“Christmas won't be Christmas without any presents, ” grumbled Jo, lying on the rug. Louisa May Alcott ('Little Women')
Ignoring (as so many of us do most of the time) the religious aspects of Christmas, the obvious answer to “Who is Christmas for?” is ‘the children’. But at what stage does this end? In relation to her teenagers wanting a single large present, Expat Mum wrote “I'll have to go out and buy them silly little, (inexpensive) things that probably will never see the light of day again. It makes me feel better.”
We have exactly the same problem. Junior wants some clothes but he doesn’t want to get them until the New Year. So an envelope with money in it is the answer. Asked if he wants anything off his Amazon Wishlist his answer is “No – just money.” Well, hard luck, Junior. Christmas has just stopped being for the children and is now about me and I want to have the presents under the tree – not just mine and Jo’s but some for Junior as well. So I’ll be getting him some things off his Amazon wishlist and a couple of cooking items. He may glower on Christmas morning (especially as he’s not a morning person at the best of times and won’t be looking forward to a traditional sit-down-at-the-table Christmas meal) but I’ll explain that Christmas is as much about giving as receiving and I enjoy giving. (Actually I probably won’t say that I’ll lie and say I had an Amazon voucher to use up – I’m a coward like that.).
The presents, of course, will be wrapped and under the tree. Which brings a further question – who is the tree for? Again, no longer is the answer ‘Junior’. It’s for me. It’s a few years now since he and I decorated the tree together and Jo watched and took photos.
Nowadays I do all the decorating and if I’m really lucky he’ll pop into the conservatory and say ‘Yeah, it looks good’ - but only when he’s prompted by Jo saying ‘What do you think of the tree?’
I think that even if I lived on my own I would have to have a tree and decorations. Christmas wouldn’t be Christmas without a tree...
Then there is the traditional Christmas meal.
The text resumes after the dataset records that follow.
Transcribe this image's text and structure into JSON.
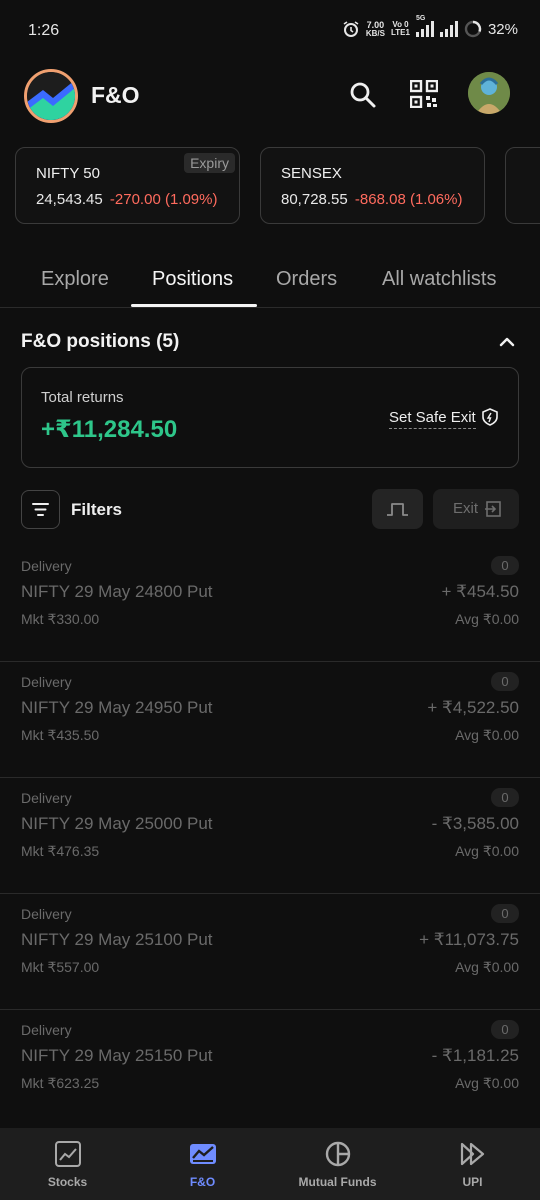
{
  "status_bar": {
    "time": "1:26",
    "speed_value": "7.00",
    "speed_unit": "KB/S",
    "volte_top": "Vo 0",
    "volte_bottom": "LTE1",
    "network": "5G",
    "battery": "32%"
  },
  "header": {
    "title": "F&O",
    "icons": [
      "app-logo",
      "search-icon",
      "qr-code-icon",
      "avatar"
    ]
  },
  "indices": [
    {
      "name": "NIFTY 50",
      "price": "24,543.45",
      "change": "-270.00 (1.09%)",
      "badge": "Expiry"
    },
    {
      "name": "SENSEX",
      "price": "80,728.55",
      "change": "-868.08 (1.06%)"
    }
  ],
  "tabs": [
    {
      "label": "Explore"
    },
    {
      "label": "Positions"
    },
    {
      "label": "Orders"
    },
    {
      "label": "All watchlists"
    }
  ],
  "active_tab": "Positions",
  "positions": {
    "section_title": "F&O positions (5)",
    "total_returns_label": "Total returns",
    "total_returns_value": "+₹11,284.50",
    "safe_exit_label": "Set Safe Exit",
    "filters_label": "Filters",
    "exit_label": "Exit",
    "rows": [
      {
        "type": "Delivery",
        "name": "NIFTY 29 May 24800 Put",
        "mkt": "Mkt ₹330.00",
        "qty": "0",
        "pl": "+ ₹454.50",
        "avg": "Avg ₹0.00"
      },
      {
        "type": "Delivery",
        "name": "NIFTY 29 May 24950 Put",
        "mkt": "Mkt ₹435.50",
        "qty": "0",
        "pl": "+ ₹4,522.50",
        "avg": "Avg ₹0.00"
      },
      {
        "type": "Delivery",
        "name": "NIFTY 29 May 25000 Put",
        "mkt": "Mkt ₹476.35",
        "qty": "0",
        "pl": "- ₹3,585.00",
        "avg": "Avg ₹0.00"
      },
      {
        "type": "Delivery",
        "name": "NIFTY 29 May 25100 Put",
        "mkt": "Mkt ₹557.00",
        "qty": "0",
        "pl": "+ ₹11,073.75",
        "avg": "Avg ₹0.00"
      },
      {
        "type": "Delivery",
        "name": "NIFTY 29 May 25150 Put",
        "mkt": "Mkt ₹623.25",
        "qty": "0",
        "pl": "- ₹1,181.25",
        "avg": "Avg ₹0.00"
      }
    ]
  },
  "bottom_nav": [
    {
      "label": "Stocks",
      "icon": "chart-line-icon"
    },
    {
      "label": "F&O",
      "icon": "fno-icon"
    },
    {
      "label": "Mutual Funds",
      "icon": "pie-icon"
    },
    {
      "label": "UPI",
      "icon": "upi-icon"
    }
  ],
  "colors": {
    "background": "#0f0f0f",
    "positive": "#2ec68a",
    "negative": "#ff6b5e",
    "accent": "#6f8cff"
  }
}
Firstly, Junior has difficulty dragging himself out of his den (where his ultra large TV is situated) for a meal. He often cooks his own meals now and almost without exception he heads off to his den to eat it. So the first issue will be getting him to sit at the table with us. The second problem will be that he won’t be hungry. He doesn’t normally eat until some time around midnight so the idea of a meal in the middle of the day won’t appeal. Then we’ll go through the ‘I don’t like sprouts or mash or...’ at which stage he begins to sound like a six year old again. No, without doubt, the Christmas meal is for the adults.
Face it folk, once your children reach their teens the whole concept of Christmas becomes something for the adults. The only consolation is that eventually (and it may be a long time off!) your teenagers will become adults and Christmas may once again be for them.